One glance is all you need to tell that a Bossi Dilator is a pretty grim looking instrument. Dating back to late 19th century, the Bossi dilator was used to open the cervix during examinations and childbirth. This model was designed by L.M. Bossi, professor of obstetrics and gynaecology at the University of Genoa in 1892. Bossi endorsed his four-bladed design, pointing to its removable lipped caps that helped maintain its position within the cervix and provide greater degrees of dilatation.
The dilator features a complex pivot and thumbscrew arrangement which controls the blades when in use on a patient. These tools were used where a speedy delivery was the priority rather than patient comfort.
These instruments were used toward the end of the 18th century to achieve rapid delivery in cases of eclampsia and antepartum haemorrhage. Bossi produced three, four and eight blade versions of his instrument. The extra blades were designed to distribute the stretching force of the instrument more evenly, which would in theory reduce trauma to the cervix. However, there is no evidence that this goal was ever reached and the resultant trauma to the patient was often more harmful than the condition the instruments were made to treat.
Scottish Obstetrician John William Ballantyne (1861–1923) wrote up eight cases he had witnessed where the Bossi Dilator was used, for the Edinburgh Obstetrical Society in 1904. He called the Bossi Dilator ‘an exceptional remedy for exceptional conditions’. Ballantyne identified two major problems with the tool: one was the risk of severe laceration of the cervix and the second the risk of sepsis as the instrument was notoriously hard to keep clean.

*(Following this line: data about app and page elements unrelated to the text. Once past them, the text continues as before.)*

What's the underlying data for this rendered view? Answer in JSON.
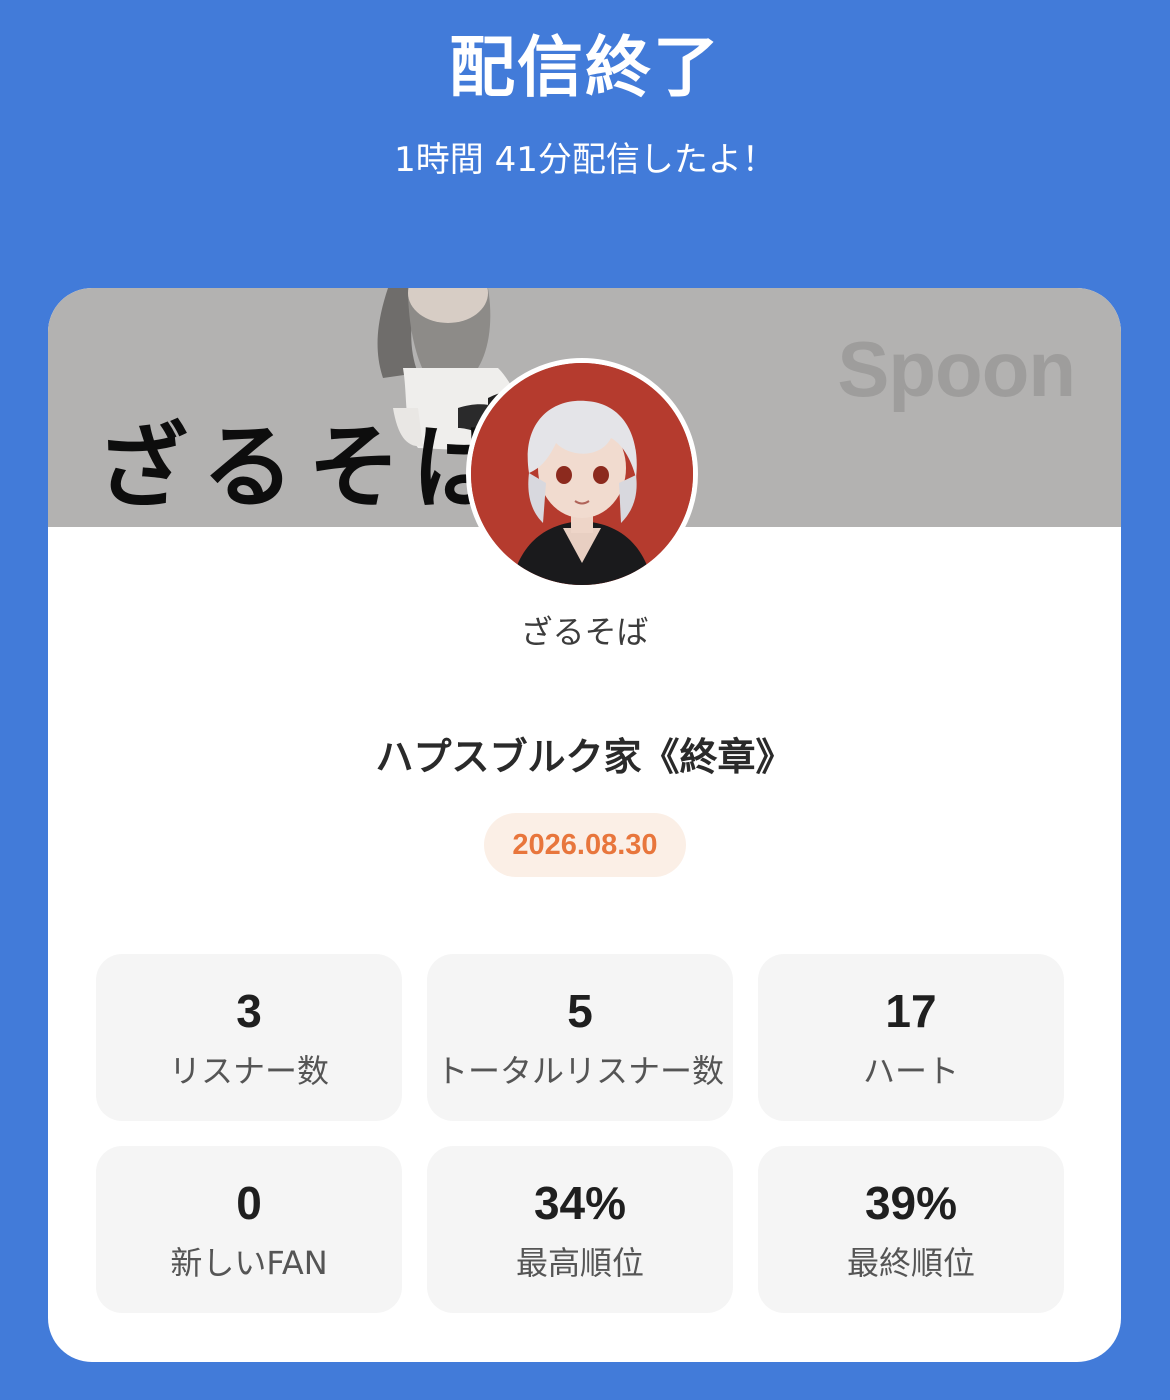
{
  "header": {
    "title": "配信終了",
    "subtitle": "1時間 41分配信したよ！"
  },
  "banner": {
    "text": "ざるそば",
    "logo": "Spoon"
  },
  "profile": {
    "username": "ざるそば"
  },
  "broadcast": {
    "title": "ハプスブルク家《終章》",
    "date": "2026.08.30"
  },
  "stats": [
    {
      "value": "3",
      "label": "リスナー数"
    },
    {
      "value": "5",
      "label": "トータルリスナー数"
    },
    {
      "value": "17",
      "label": "ハート"
    },
    {
      "value": "0",
      "label": "新しいFAN"
    },
    {
      "value": "34%",
      "label": "最高順位"
    },
    {
      "value": "39%",
      "label": "最終順位"
    }
  ],
  "colors": {
    "background": "#427bd9",
    "card": "#ffffff",
    "banner": "#b3b2b1",
    "date_text": "#e8763c",
    "date_bg": "#fbefe6",
    "stat_bg": "#f5f5f5"
  }
}
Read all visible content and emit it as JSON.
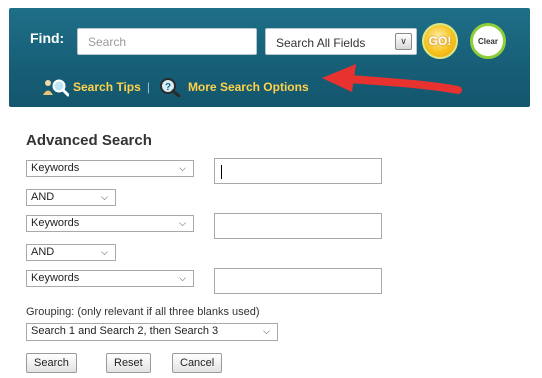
{
  "header": {
    "find_label": "Find:",
    "search_placeholder": "Search",
    "field_select_value": "Search All Fields",
    "go_label": "GO!",
    "clear_label": "Clear",
    "search_tips_label": "Search Tips",
    "divider": "|",
    "more_options_label": "More Search Options",
    "colors": {
      "header_bg": "#176078",
      "link": "#ffd24a",
      "arrow": "#e8322f"
    }
  },
  "advanced": {
    "title": "Advanced Search",
    "rows": [
      {
        "field": "Keywords",
        "value": ""
      },
      {
        "field": "Keywords",
        "value": ""
      },
      {
        "field": "Keywords",
        "value": ""
      }
    ],
    "operators": [
      "AND",
      "AND"
    ],
    "grouping_label": "Grouping: (only relevant if all three blanks used)",
    "grouping_value": "Search 1 and Search 2, then Search 3",
    "buttons": {
      "search": "Search",
      "reset": "Reset",
      "cancel": "Cancel"
    }
  },
  "icons": {
    "search_tips": "people-magnifier-icon",
    "more_options": "question-magnifier-icon",
    "dropdown": "chevron-down-icon",
    "annotation": "red-arrow-icon"
  }
}
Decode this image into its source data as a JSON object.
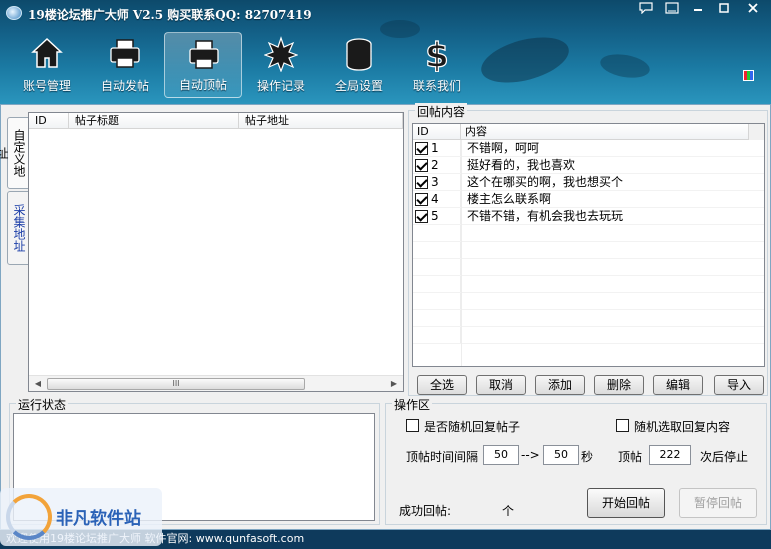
{
  "window": {
    "title": "19楼论坛推广大师 V2.5 购买联系QQ: 82707419",
    "controls": [
      "minimize-chat",
      "pin",
      "minimize",
      "maximize",
      "close"
    ]
  },
  "toolbar": {
    "items": [
      {
        "label": "账号管理",
        "icon": "house-icon",
        "active": false
      },
      {
        "label": "自动发帖",
        "icon": "printer-icon",
        "active": false
      },
      {
        "label": "自动顶帖",
        "icon": "printer-icon",
        "active": true
      },
      {
        "label": "操作记录",
        "icon": "starburst-icon",
        "active": false
      },
      {
        "label": "全局设置",
        "icon": "coin-stack-icon",
        "active": false
      },
      {
        "label": "联系我们",
        "icon": "dollar-icon",
        "active": false
      }
    ]
  },
  "left_panel": {
    "vertical_tabs": [
      "自定义地址",
      "采集地址"
    ],
    "columns": [
      "ID",
      "帖子标题",
      "帖子地址"
    ],
    "rows": [],
    "scroll_thumb_label": "III"
  },
  "reply_content": {
    "group_title": "回帖内容",
    "columns": [
      "ID",
      "内容"
    ],
    "rows": [
      {
        "checked": true,
        "id": "1",
        "content": "不错啊，呵呵"
      },
      {
        "checked": true,
        "id": "2",
        "content": "挺好看的，我也喜欢"
      },
      {
        "checked": true,
        "id": "3",
        "content": "这个在哪买的啊，我也想买个"
      },
      {
        "checked": true,
        "id": "4",
        "content": "楼主怎么联系啊"
      },
      {
        "checked": true,
        "id": "5",
        "content": "不错不错，有机会我也去玩玩"
      }
    ],
    "buttons": [
      "全选",
      "取消",
      "添加",
      "删除",
      "编辑",
      "导入"
    ]
  },
  "run_status": {
    "group_title": "运行状态"
  },
  "operation": {
    "group_title": "操作区",
    "random_reply_post_label": "是否随机回复帖子",
    "random_reply_content_label": "随机选取回复内容",
    "interval_label": "顶帖时间间隔",
    "interval_from": "50",
    "arrow": "-->",
    "interval_to": "50",
    "seconds_unit": "秒",
    "top_posts_label": "顶帖",
    "top_posts_value": "222",
    "stop_after_label": "次后停止",
    "success_label": "成功回帖:",
    "success_unit": "个",
    "start_button": "开始回帖",
    "pause_button": "暂停回帖"
  },
  "statusbar": {
    "text": "欢迎使用19楼论坛推广大师 软件官网: www.qunfasoft.com"
  },
  "watermark": {
    "text": "非凡软件站"
  },
  "colors": {
    "banner": "#135f86",
    "statusbar": "#0e3a5c",
    "vtab_active_text": "#1d3fa8"
  }
}
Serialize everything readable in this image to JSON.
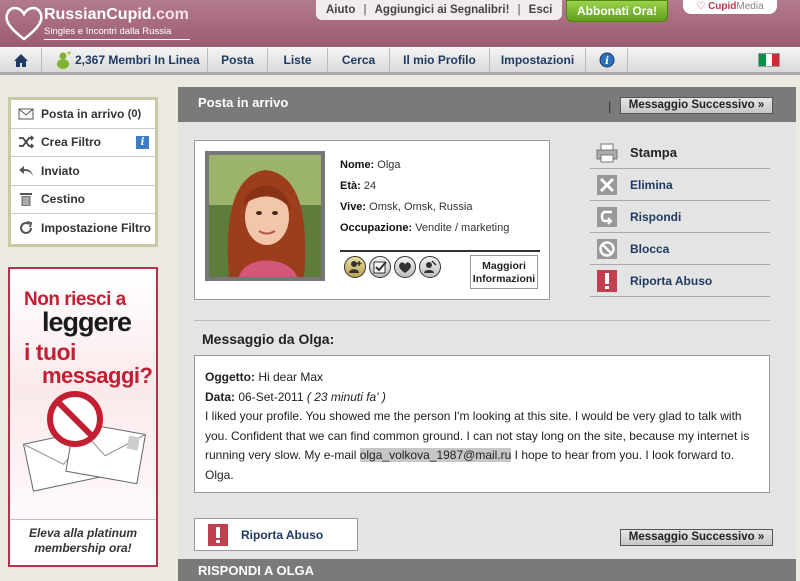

Instruments like these were phased out by the development of safer methods for handling difficult births, such as by Caesarean section.